Soft alternate history, then, is alternate history that is not interested in defining a specific point of divergence at all. There is no one point or event, implied or otherwise, that the reader can identity as the place where this world’s history diverged from our own. There seems to be one, but it’s not pointed out or alluded to in the narrative, and in general, it is not what the author is interested in at all. Further, soft alternate histories may eschew a divergence point altogether, instead portraying an alternate world that has no definitive branch point from ours.
The soft alternate historical world that the author portrays in this latest category is similar, but distinctly different to our own, but there is no traceable path on how that world diverged from our own, or why a world with different ground rules to ours has had a history very similar to our own for much or all of time. These novels often like to use characters from our own world, in the new and different alternate worlds that the author has created. Part of the joy of reading these novels is to see familiar historical characters cast in new and interesting situations.
The Shadow Master by Craig Cormick falls into this soft portion of alternate history. The Shadow Master takes place in the unnamed ‘Walled City’, which may be Florence in an alternate Renaissance Italy, given the presence of the Medici family in the narrative. This world, with a scientific system of magic being rediscovered from a fall from the heights of the ancients, is a metaphor for the rediscovery of the knowledge and heritage of the ancient world in our own history. The novel pits the Medici family, a powerful banking family in our own history, against the more imaginary Lorraine family, for control of a city which to all appearances is the last bastion of civilization in a wasteland of plague. Leonardo da Vinci works for the Medicis as their scientific (sorcerous) advisor, and the Lorraines employ Galileo Galilei in a similar role.

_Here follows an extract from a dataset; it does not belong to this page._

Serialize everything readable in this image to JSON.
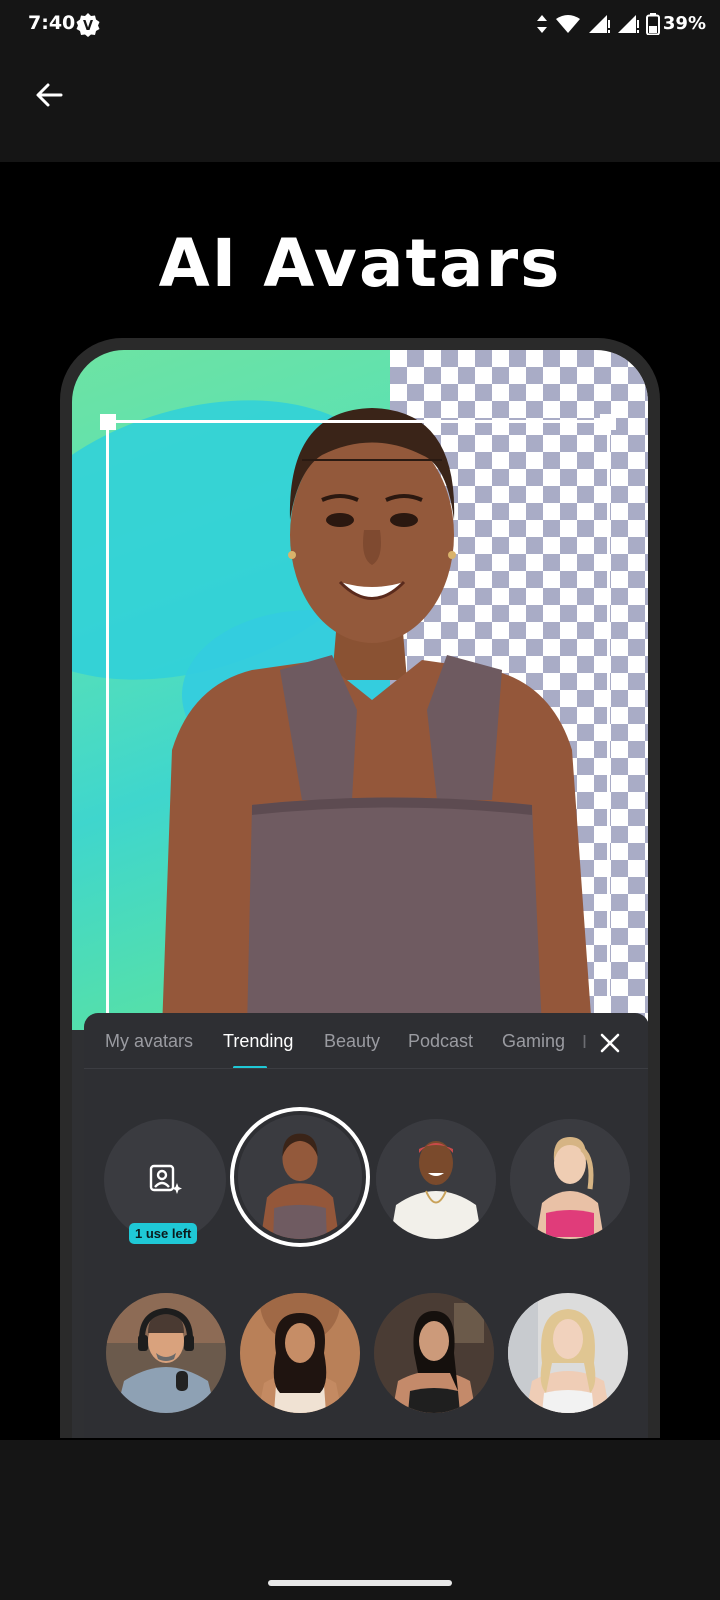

Part of the fun of the novel, besides the wordplay, is seeing the differing strands of the scientific magic each of the two advisers, and thus the families, employ in a struggle against each other. All of this is a frame, really, for a love story out of Romeo and Juliet, and a more mysterious struggle, still. The novel embraces its soft alternate historical nature and lets the ‘rule of cool’ outweigh any strict concerns about the plausibility of the world’s history. The novel is simply interested in cool scientific magical creations, the aforementioned love story, wordplay, and the idea of having a pressure cooker of a city on the edge.
Will Shetterly said there are no correct alternate histories. I would say that there is no correct form for an alternate history. Be it playing with a historical change and its consequences or using an alternate history to speak to our own world and history by means of clever allusion and parallel rather than historical branch point, alternate histories ultimately depend on the strength of the author’s writing to evoke the characters and their world. It is that which an alternate history can and should be judged on.